Story by Henry Cuningham and Allison Williams
North Carolina businesses have been successfully following the ups and downs of military contracting.
And they don't even have to be next to Fort Bragg to do it.
An N.C. business that has international customers and an international business that has an N.C. operation are two cases in point.
There's a YouTube video that shows 421 bullets being fired at a black Chevrolet Suburban as funky music plays in the background.
The bullets make pencil-size holes in the sides and baseball-size marks on the windshield.
But Ultra Armoring boasts that the bullets never got inside.

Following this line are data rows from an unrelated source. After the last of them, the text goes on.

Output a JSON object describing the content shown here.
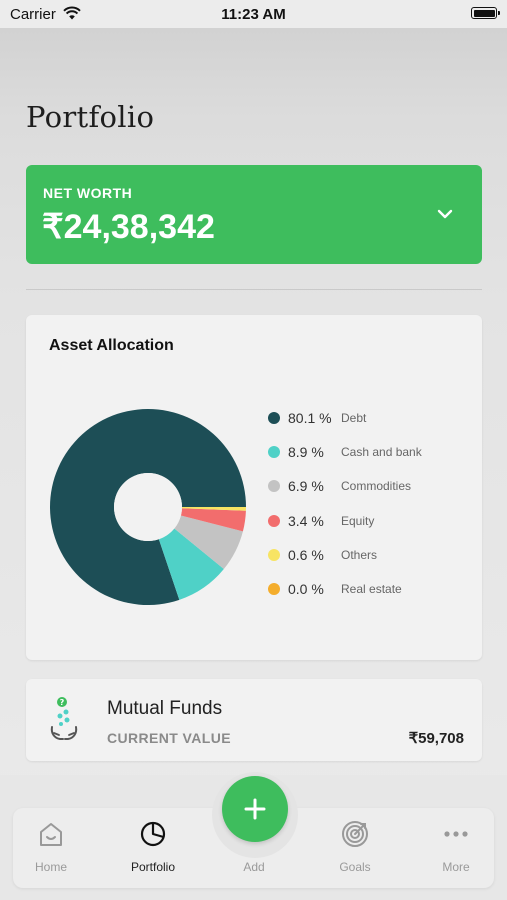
{
  "status_bar": {
    "carrier": "Carrier",
    "time": "11:23 AM"
  },
  "page": {
    "title": "Portfolio"
  },
  "net_worth": {
    "label": "NET WORTH",
    "value": "₹24,38,342"
  },
  "asset_allocation": {
    "title": "Asset Allocation",
    "items": [
      {
        "percent": "80.1 %",
        "label": "Debt",
        "color": "#1d4e56"
      },
      {
        "percent": "8.9 %",
        "label": "Cash and bank",
        "color": "#4fd1c7"
      },
      {
        "percent": "6.9 %",
        "label": "Commodities",
        "color": "#c3c3c3"
      },
      {
        "percent": "3.4 %",
        "label": "Equity",
        "color": "#f26d6d"
      },
      {
        "percent": "0.6 %",
        "label": "Others",
        "color": "#f7e463"
      },
      {
        "percent": "0.0 %",
        "label": "Real estate",
        "color": "#f4ad2c"
      }
    ]
  },
  "chart_data": {
    "type": "pie",
    "title": "Asset Allocation",
    "donut": true,
    "categories": [
      "Debt",
      "Cash and bank",
      "Commodities",
      "Equity",
      "Others",
      "Real estate"
    ],
    "values": [
      80.1,
      8.9,
      6.9,
      3.4,
      0.6,
      0.0
    ],
    "colors": [
      "#1d4e56",
      "#4fd1c7",
      "#c3c3c3",
      "#f26d6d",
      "#f7e463",
      "#f4ad2c"
    ],
    "legend": "right"
  },
  "mutual_funds": {
    "title": "Mutual Funds",
    "subtitle": "CURRENT VALUE",
    "value": "₹59,708",
    "icon": "mutual-funds-icon"
  },
  "tab_bar": {
    "items": [
      {
        "label": "Home",
        "icon": "home-icon"
      },
      {
        "label": "Portfolio",
        "icon": "pie-chart-icon",
        "active": true
      },
      {
        "label": "Add",
        "icon": "plus-icon"
      },
      {
        "label": "Goals",
        "icon": "target-icon"
      },
      {
        "label": "More",
        "icon": "more-icon"
      }
    ]
  },
  "colors": {
    "accent": "#3ebd5d"
  }
}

The North Carolina-based company got its start in welding and branched off into armor for military vehicles to protect troops and then armoring commercial vehicles.
On Aug. 22, the Pentagon announced that U.S. Special Operations Command awarded Ultra Armoring of Kings Mountain a $45million contract for "nonstandard commercial vehicles" in support of combat missions. The announcement said the work was to be performed in Shelby through August.
The company claims, "If it's made of armor, we can cut it, bend it, weld it and paint it."
Ultra International has operations in three towns west of Charlotte: Shelby, Kings Mountain and Forest City.
President Frank Stewart "is always scanning the horizon for the next level of improvements and growth for this company," according to Ultra officials.
The company is working with Oshkosh Defense, a division of Oshkosh Corp., on the SandCat Tactical Protector Vehicle, which is being used in Latin America. The maneuverable vehicle is used in the drug war, law enforcement, border patrol and security operations.
Harnett County gamble
In busier times, Saab Barracuda produced 10,000 camouflage netting "systems" a month, running 24-hour shifts with 300 employees. Those days are gone. As the wars in Iraq and Afghanistan wind down, so has the demand for camouflage used to cover military vehicles, shelters and weapons.
The company has a famous name associated with Swedish luxury cars, but the Lillington plant operates autonomously - always has. Before it was Saab Barracuda, the company was owned by BAE Systems. CEO Dottie Womack worked her way up from a company receptionist in 1976.
And last summer, the company reinvented itself once again.
It looked at its strengths: employees accustomed to working with large amounts of fabric, a factory equipped for cutting, stamping and sewing material and, of course, a good relationship with military customers. The company moved 15 tractor-trailers full of equipment to storage to make room for a new product: parachutes.
In June, the company won a $5.6 million federal contract from the Defense Logistics Agency's Defense Supply Center for low-cost, low-velocity parachutes.
Now, the company waits to see if the gamble paid off.
Saab Barracuda is wrapping up the first parachute contract, and while managers feel good about the work they have done, they are waiting to see if they will be awarded a second.
Workers fold, sew and pack huge gray parachutes in a large warehouse once shared with the company next door, Esterline, another international defense company. An in-house government quality control officer randomly selects parachutes for inspection. The chutes are enormous, 93 feet long; they are used to drop cargo and supplies over war zones.
While the company continues to make camouflage netting - a Fort Bragg customer recently asked the company to create an experimental new pattern - the company has heavily invested in parachutes as a way to diversify.
Greg Moore, program manager for Saab Barracuda, says it goes beyond adaptation. "All of our products are about increasing survivability for the warfighter."